### What the task asks
In the records below, find the line containing "Give me the" and print it and every line after it exactly, through the end. Skip pictures.

[Records for the exercise Boundary: Start]

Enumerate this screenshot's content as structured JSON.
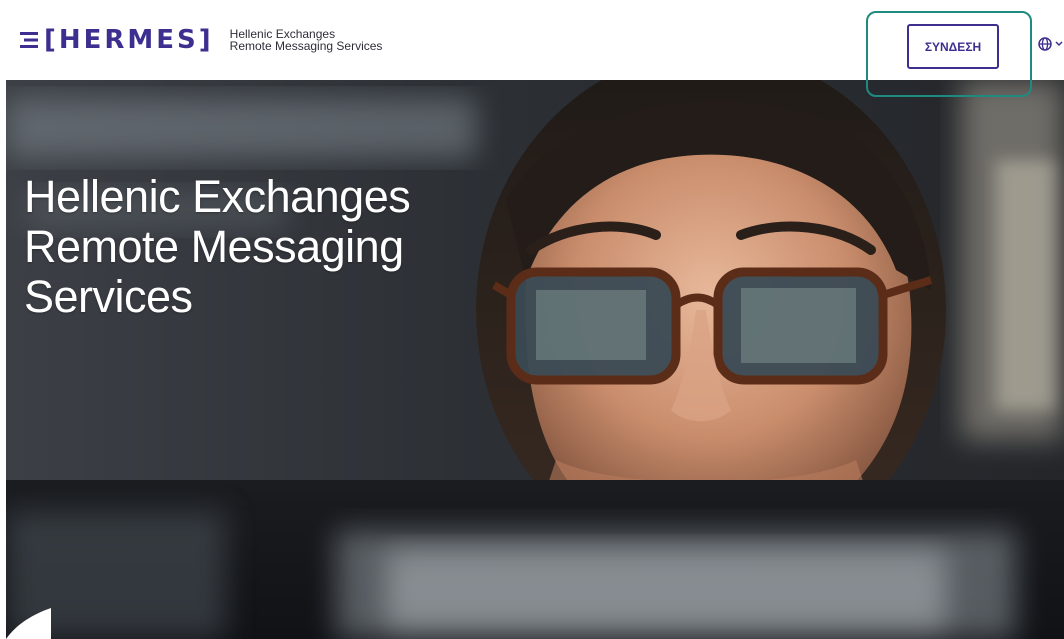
{
  "header": {
    "logo": {
      "brand": "[HERMES]",
      "tagline_line1": "Hellenic Exchanges",
      "tagline_line2": "Remote Messaging Services"
    },
    "login_label": "ΣΥΝΔΕΣΗ",
    "language_icon": "globe-icon",
    "language_chevron": "chevron-down-icon"
  },
  "hero": {
    "title_line1": "Hellenic Exchanges",
    "title_line2": "Remote Messaging",
    "title_line3": "Services",
    "image": "woman-with-glasses-reflecting-screens-photo"
  },
  "colors": {
    "brand": "#3d2f8f",
    "highlight": "#1f8a7f",
    "hero_text": "#ffffff"
  }
}
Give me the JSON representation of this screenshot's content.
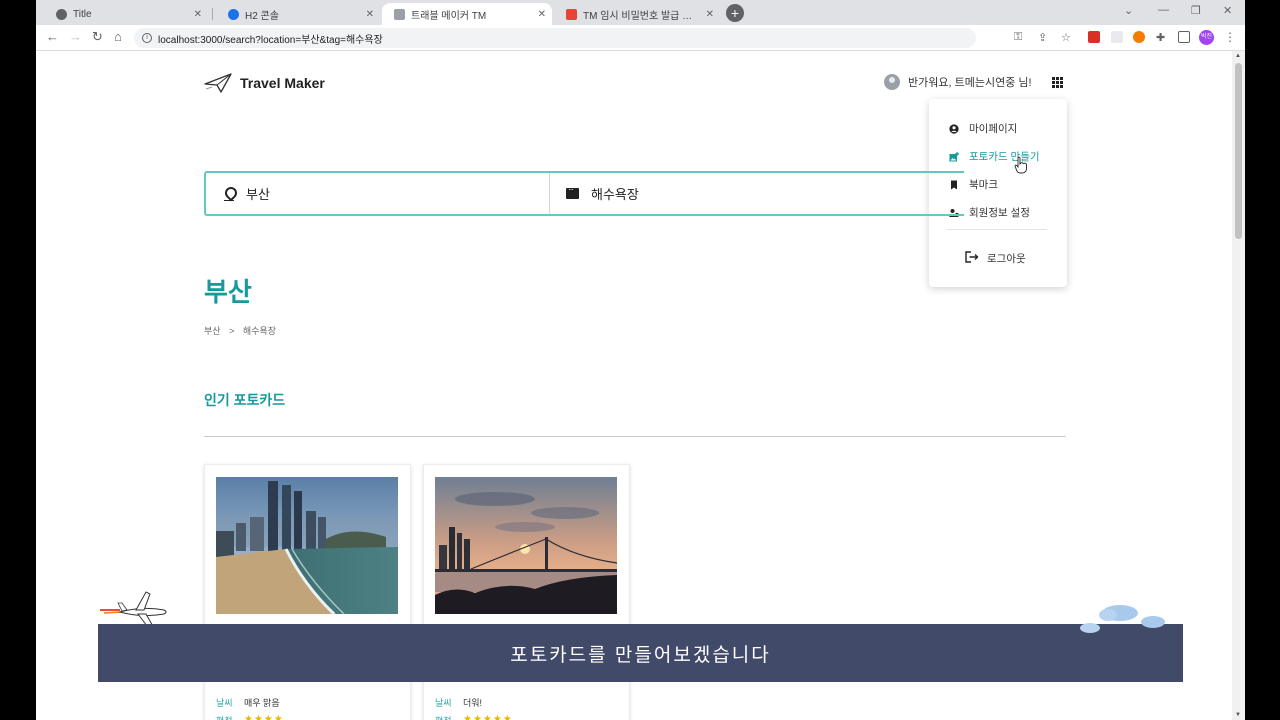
{
  "browser": {
    "tabs": [
      {
        "title": "Title",
        "favicon_color": "#5f6368",
        "active": false
      },
      {
        "title": "H2 콘솔",
        "favicon_color": "#1a73e8",
        "active": false
      },
      {
        "title": "트래블 메이커 TM",
        "favicon_color": "#9aa0a6",
        "active": true
      },
      {
        "title": "TM 임시 비밀번호 발급 메일입니다",
        "favicon_color": "#ea4335",
        "active": false
      }
    ],
    "url": "localhost:3000/search?location=부산&tag=해수욕장",
    "profile_initials": "박진",
    "close_glyph": "✕",
    "new_tab_glyph": "+"
  },
  "header": {
    "brand": "Travel Maker",
    "greeting": "반가워요, 트메는시연중 님!"
  },
  "user_menu": {
    "items": [
      {
        "label": "마이페이지",
        "icon": "person-circle-icon"
      },
      {
        "label": "포토카드 만들기",
        "icon": "photo-add-icon"
      },
      {
        "label": "북마크",
        "icon": "bookmark-icon"
      },
      {
        "label": "회원정보 설정",
        "icon": "person-gear-icon"
      }
    ],
    "logout": "로그아웃",
    "hover_index": 1
  },
  "search": {
    "location": "부산",
    "tag": "해수욕장"
  },
  "result": {
    "title": "부산",
    "breadcrumb": [
      "부산",
      ">",
      "해수욕장"
    ],
    "section_title": "인기 포토카드"
  },
  "cards": [
    {
      "weather_label": "날씨",
      "weather": "매우 맑음",
      "rating_label": "평점",
      "rating": 4,
      "stars": "★★★★"
    },
    {
      "weather_label": "날씨",
      "weather": "더워!",
      "rating_label": "평점",
      "rating": 5,
      "stars": "★★★★★"
    }
  ],
  "overlay": {
    "caption": "포토카드를 만들어보겠습니다"
  },
  "colors": {
    "accent": "#159a9c",
    "search_border": "#63c8c4",
    "caption_bg": "#424a6a"
  }
}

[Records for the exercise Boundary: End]

### Output
Give me the JSON representation of this screenshot's content.
{
  "browser": {
    "tabs": [
      {
        "title": "Title",
        "favicon_color": "#5f6368",
        "active": false
      },
      {
        "title": "H2 콘솔",
        "favicon_color": "#1a73e8",
        "active": false
      },
      {
        "title": "트래블 메이커 TM",
        "favicon_color": "#9aa0a6",
        "active": true
      },
      {
        "title": "TM 임시 비밀번호 발급 메일입니다",
        "favicon_color": "#ea4335",
        "active": false
      }
    ],
    "url": "localhost:3000/search?location=부산&tag=해수욕장",
    "profile_initials": "박진",
    "close_glyph": "✕",
    "new_tab_glyph": "+"
  },
  "header": {
    "brand": "Travel Maker",
    "greeting": "반가워요, 트메는시연중 님!"
  },
  "user_menu": {
    "items": [
      {
        "label": "마이페이지",
        "icon": "person-circle-icon"
      },
      {
        "label": "포토카드 만들기",
        "icon": "photo-add-icon"
      },
      {
        "label": "북마크",
        "icon": "bookmark-icon"
      },
      {
        "label": "회원정보 설정",
        "icon": "person-gear-icon"
      }
    ],
    "logout": "로그아웃",
    "hover_index": 1
  },
  "search": {
    "location": "부산",
    "tag": "해수욕장"
  },
  "result": {
    "title": "부산",
    "breadcrumb": [
      "부산",
      ">",
      "해수욕장"
    ],
    "section_title": "인기 포토카드"
  },
  "cards": [
    {
      "weather_label": "날씨",
      "weather": "매우 맑음",
      "rating_label": "평점",
      "rating": 4,
      "stars": "★★★★"
    },
    {
      "weather_label": "날씨",
      "weather": "더워!",
      "rating_label": "평점",
      "rating": 5,
      "stars": "★★★★★"
    }
  ],
  "overlay": {
    "caption": "포토카드를 만들어보겠습니다"
  },
  "colors": {
    "accent": "#159a9c",
    "search_border": "#63c8c4",
    "caption_bg": "#424a6a"
  }
}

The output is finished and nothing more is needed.